Making it to the NBA is hard enough, staying in it for 10 seasons is even harder. Here are some players about to enter their 10th season:

No. 1 Pick: Andrea Bargnani

The Toronto Raptors selected the Italian big man first overall in 2006. He played his first seven seasons in Canada before being traded to the New York Knicks in 2013. This summer, he signed a multi-year deal with the Brooklyn Nets. Bargnani will turn 30 years old in October.

No. 2 Pick: LaMarcus Aldridge

From the second pick to one of the most sought after free agents of this summer, Aldridge has stood out his entire career. The four-time All-Star wrapped up nine seasons with the Portland Trail Blazers before hitting the market this summer. The San Antonio Spurs won the highly contested battle to land the 30-year-old power forward, who averaged 23.4 points and 10.2 rebounds last season.

No. 7 pick: Randy Foye

Foye began his career being traded on draft night from the Boston Celtics to the Minnesota Timberwolves. He has been on the move since then, playing for five teams over the years. The guard, who will turn 32 this month, is in the final season of his contract with the Denver Nuggets.

No. 8 pick: Rudy Gay

Gay has become a veteran leader on the Sacramento Kings after six-plus seasons with the Memphis Grizzlies and a short stint with the Toronto Raptors. Now on the West Coast, the 29-year-old is one of the Kings’ leaders offensively (averaging a career-high 21.1 points last season) and in the locker room on a team with young talent.

No. 11 pick: J.J. Redick

At 31 years old, Redick is one of the older players from the draft class, but he isn’t showing signs of slowing down. Last season, he shot a career-best 43.7 percent from three-point range and averaged 16.4 points per game. He spent the first six and a half seasons of his career with the Orlando Magic, had a very short stint with Milwaukee Bucks and then joined the Los Angeles Clippers.

No. 13 pick: Thabo Sefolosha

After beginning his career with the Chicago Bulls, Sefolosha spent the majority of his time on the Oklahoma City Thunder. However, last summer he was traded to the Atlanta Hawks, where he was a key component to their playoff push. Sefolosha, 31, is recovering from a broken leg and the Hawks will look for him to help fill the void left by DeMarre Carroll’s departure when healthy.

No. 21 pick: Rajon Rondo

The Boston Celtics saw long-term potential in Rondo as he fell through the first round in 2006. They acquired him on draft night from the Phoenix Suns, and he played the next eight-plus seasons in Boston. As his unrestricted free agency approached, the Celtics traded him last December to the Dallas Mavericks, a pairing that failed to work out. Rondo, 29, signed a one-year deal with the Sacramento Kings this offseason.

No. 24 pick: Kyle Lowry

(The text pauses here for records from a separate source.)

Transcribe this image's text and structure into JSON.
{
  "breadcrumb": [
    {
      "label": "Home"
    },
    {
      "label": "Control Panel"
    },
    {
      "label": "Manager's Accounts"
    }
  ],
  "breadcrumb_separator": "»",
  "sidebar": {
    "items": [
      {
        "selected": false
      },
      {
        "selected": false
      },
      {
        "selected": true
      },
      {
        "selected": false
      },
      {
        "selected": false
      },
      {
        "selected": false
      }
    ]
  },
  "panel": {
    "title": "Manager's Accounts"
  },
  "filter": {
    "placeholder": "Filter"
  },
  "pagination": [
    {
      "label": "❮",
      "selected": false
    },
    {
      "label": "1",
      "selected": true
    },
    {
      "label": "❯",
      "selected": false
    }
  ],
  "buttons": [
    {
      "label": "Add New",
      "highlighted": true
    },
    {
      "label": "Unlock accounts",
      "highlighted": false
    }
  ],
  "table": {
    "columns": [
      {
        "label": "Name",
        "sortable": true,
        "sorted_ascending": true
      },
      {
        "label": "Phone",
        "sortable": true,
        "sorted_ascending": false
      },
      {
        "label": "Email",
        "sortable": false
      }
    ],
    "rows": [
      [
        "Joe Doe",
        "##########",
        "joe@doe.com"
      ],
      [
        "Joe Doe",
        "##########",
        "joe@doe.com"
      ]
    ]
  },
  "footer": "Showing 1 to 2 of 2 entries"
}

The point guard who dropped late into the first round developed into an All-Star last season. From the Memphis Grizzlies to the Houston Rockets to the Toronto Raptors, Lowry has found a fit as a floor general on an Eastern Conference contender. The 29-year-old has channeled what he learned from former veteran teammates to offer the same kind of presence on the Raptors.

No. 32 pick: Steve Novak

Talk about always being on the go. Novak, 32, has played for eight organizations in nine seasons. He began his career on the Houston Rockets and currently has one year remaining on his contract with the Oklahoma City Thunder. Novak has never played more than two seasons for the same team.

No. 47 pick: Paul Millsap

Millsap could be considered the steal of the 2006 NBA Draft. After averaging just 6.8 points and 5.2 rebounds per game as a rookie, Millsap has become a franchise player with Atlanta (averaging 16.7 points, 7.8 rebounds and 3.1 assists per game last season). The two-time All-Star inked a mega deal to remain with the Hawks, only the second team he has played for, this offseason. He will turn 31 this season.

2006 Draft Class Leaders

Games played: Paul Millsap (687)

Minutes played: Rudy Gay (23,423)

Points: LaMarcus Aldridge (12,562)

Rebounds: LaMarcus Aldridge (5,434)

Assists: Rajon Rondo (4,775)

Three-Point Percentage: Steve Novak (43.1 percent)

Free Throw Percentage: J.J. Redick (88.8 percent)